### Dataset excerpts
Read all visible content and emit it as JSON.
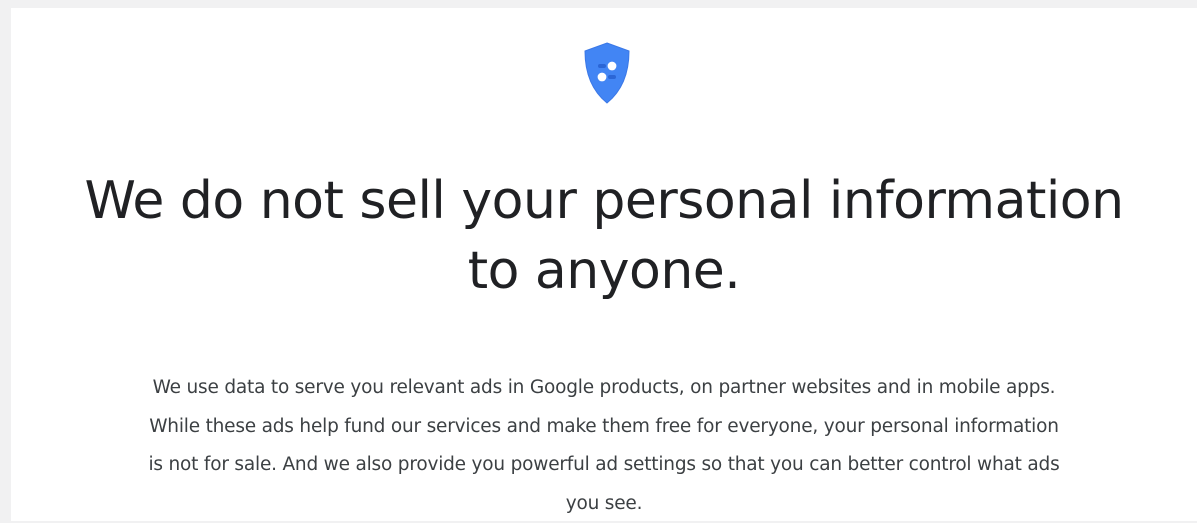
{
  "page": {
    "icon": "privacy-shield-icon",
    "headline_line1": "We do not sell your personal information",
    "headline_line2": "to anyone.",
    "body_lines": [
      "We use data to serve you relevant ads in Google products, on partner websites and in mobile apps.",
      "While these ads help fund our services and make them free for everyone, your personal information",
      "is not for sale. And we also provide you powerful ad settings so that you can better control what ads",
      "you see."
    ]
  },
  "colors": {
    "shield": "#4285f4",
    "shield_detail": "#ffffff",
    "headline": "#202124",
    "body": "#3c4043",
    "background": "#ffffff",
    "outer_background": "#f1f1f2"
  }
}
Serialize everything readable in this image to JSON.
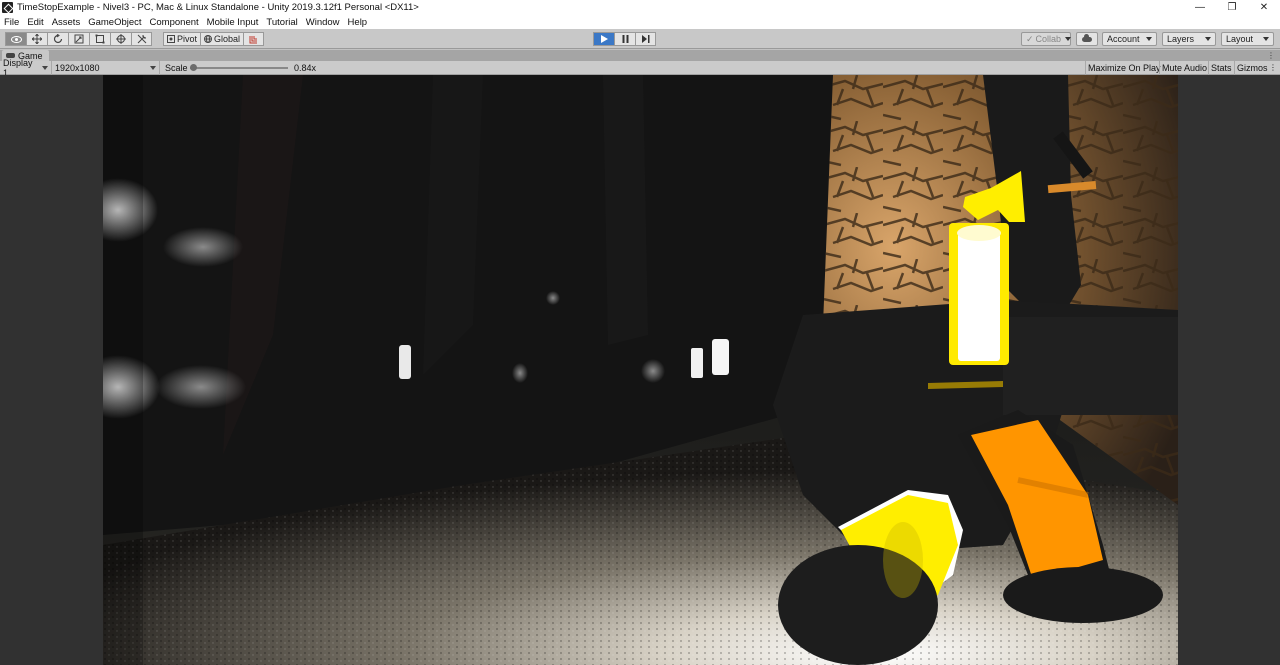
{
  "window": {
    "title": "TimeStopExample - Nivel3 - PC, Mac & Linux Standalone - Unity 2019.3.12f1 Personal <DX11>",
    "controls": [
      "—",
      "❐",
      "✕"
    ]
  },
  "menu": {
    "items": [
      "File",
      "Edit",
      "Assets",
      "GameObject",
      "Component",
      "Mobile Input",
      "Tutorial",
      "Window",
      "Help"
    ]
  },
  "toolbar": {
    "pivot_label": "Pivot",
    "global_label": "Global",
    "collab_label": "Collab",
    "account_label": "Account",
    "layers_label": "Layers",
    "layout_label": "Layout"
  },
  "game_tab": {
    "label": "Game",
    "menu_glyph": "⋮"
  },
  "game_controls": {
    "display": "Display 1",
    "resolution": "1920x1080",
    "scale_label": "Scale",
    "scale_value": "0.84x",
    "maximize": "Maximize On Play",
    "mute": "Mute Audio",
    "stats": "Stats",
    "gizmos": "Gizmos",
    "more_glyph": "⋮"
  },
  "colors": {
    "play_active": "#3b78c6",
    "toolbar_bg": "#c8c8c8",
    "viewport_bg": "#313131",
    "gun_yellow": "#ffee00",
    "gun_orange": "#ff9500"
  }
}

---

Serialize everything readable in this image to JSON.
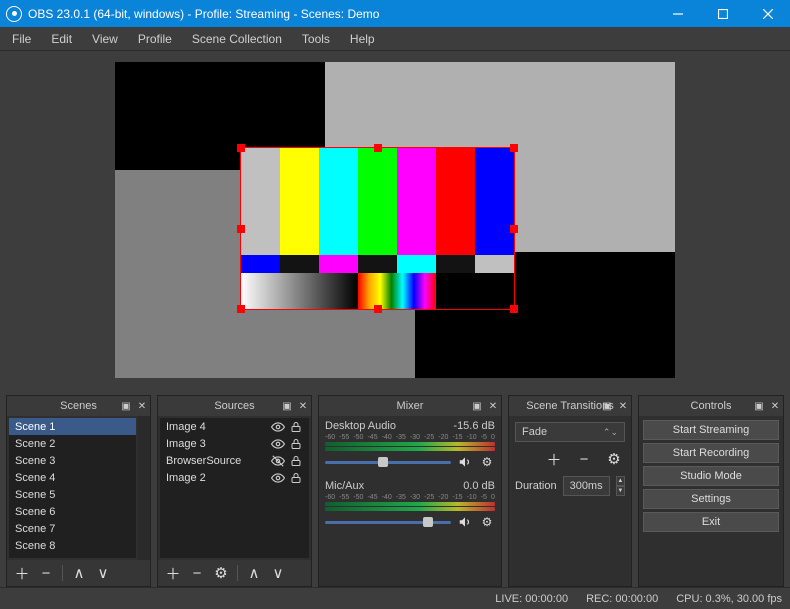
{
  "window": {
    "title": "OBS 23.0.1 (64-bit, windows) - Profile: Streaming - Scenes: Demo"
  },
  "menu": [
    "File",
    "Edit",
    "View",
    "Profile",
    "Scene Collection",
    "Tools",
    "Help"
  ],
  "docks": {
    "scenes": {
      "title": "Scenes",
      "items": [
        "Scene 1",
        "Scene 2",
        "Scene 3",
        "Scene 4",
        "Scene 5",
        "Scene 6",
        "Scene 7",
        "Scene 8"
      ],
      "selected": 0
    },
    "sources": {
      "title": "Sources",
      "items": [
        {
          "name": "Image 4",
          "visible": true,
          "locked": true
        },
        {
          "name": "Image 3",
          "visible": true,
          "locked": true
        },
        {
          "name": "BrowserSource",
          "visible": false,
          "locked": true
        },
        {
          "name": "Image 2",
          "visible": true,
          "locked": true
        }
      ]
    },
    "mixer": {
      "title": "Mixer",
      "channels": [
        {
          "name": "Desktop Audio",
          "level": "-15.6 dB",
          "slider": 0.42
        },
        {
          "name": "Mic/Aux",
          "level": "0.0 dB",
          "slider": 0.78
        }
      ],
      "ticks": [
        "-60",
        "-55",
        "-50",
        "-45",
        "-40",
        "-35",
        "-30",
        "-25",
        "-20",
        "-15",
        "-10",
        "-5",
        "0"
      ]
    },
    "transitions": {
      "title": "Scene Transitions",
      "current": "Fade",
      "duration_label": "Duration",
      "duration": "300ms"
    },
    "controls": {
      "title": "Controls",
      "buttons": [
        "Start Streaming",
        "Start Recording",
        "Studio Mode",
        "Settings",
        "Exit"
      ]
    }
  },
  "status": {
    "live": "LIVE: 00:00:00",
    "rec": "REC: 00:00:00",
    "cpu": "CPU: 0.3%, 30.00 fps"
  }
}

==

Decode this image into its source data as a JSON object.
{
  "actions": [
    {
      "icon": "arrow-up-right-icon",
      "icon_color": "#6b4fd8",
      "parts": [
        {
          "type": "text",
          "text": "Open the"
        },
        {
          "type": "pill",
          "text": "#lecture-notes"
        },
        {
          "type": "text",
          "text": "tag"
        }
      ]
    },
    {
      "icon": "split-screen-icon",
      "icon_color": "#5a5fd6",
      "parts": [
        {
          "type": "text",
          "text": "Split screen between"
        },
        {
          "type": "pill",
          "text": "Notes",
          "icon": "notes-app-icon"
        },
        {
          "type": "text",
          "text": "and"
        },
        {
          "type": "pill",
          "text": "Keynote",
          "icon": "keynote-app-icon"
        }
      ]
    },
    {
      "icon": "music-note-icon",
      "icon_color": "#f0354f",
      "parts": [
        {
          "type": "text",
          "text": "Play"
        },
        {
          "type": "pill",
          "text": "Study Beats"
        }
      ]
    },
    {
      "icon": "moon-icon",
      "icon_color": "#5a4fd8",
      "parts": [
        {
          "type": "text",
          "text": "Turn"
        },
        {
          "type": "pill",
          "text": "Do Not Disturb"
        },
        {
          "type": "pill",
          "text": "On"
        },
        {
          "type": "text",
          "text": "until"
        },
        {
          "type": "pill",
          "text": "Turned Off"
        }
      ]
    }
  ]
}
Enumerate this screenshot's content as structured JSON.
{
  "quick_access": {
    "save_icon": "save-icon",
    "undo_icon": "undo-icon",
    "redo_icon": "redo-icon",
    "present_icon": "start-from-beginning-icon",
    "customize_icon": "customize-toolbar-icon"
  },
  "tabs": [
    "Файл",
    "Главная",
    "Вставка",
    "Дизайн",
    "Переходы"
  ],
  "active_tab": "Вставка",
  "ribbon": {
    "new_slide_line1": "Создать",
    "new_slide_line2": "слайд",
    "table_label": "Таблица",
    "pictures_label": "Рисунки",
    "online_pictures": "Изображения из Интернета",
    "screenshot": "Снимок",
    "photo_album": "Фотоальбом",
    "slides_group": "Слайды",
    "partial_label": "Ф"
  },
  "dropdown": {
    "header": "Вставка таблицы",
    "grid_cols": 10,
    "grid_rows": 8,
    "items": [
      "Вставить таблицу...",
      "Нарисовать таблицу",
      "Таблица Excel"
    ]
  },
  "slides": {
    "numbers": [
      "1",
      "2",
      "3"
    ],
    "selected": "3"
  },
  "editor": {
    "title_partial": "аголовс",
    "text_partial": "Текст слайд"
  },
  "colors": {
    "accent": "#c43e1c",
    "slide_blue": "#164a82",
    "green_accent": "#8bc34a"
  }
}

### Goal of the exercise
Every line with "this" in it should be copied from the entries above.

### Exercise answer
Serialize everything readable in this image to JSON.
Serialize everything readable in this image to JSON.
Decode this image into its source data as a JSON object.
Enumerate this screenshot's content as structured JSON.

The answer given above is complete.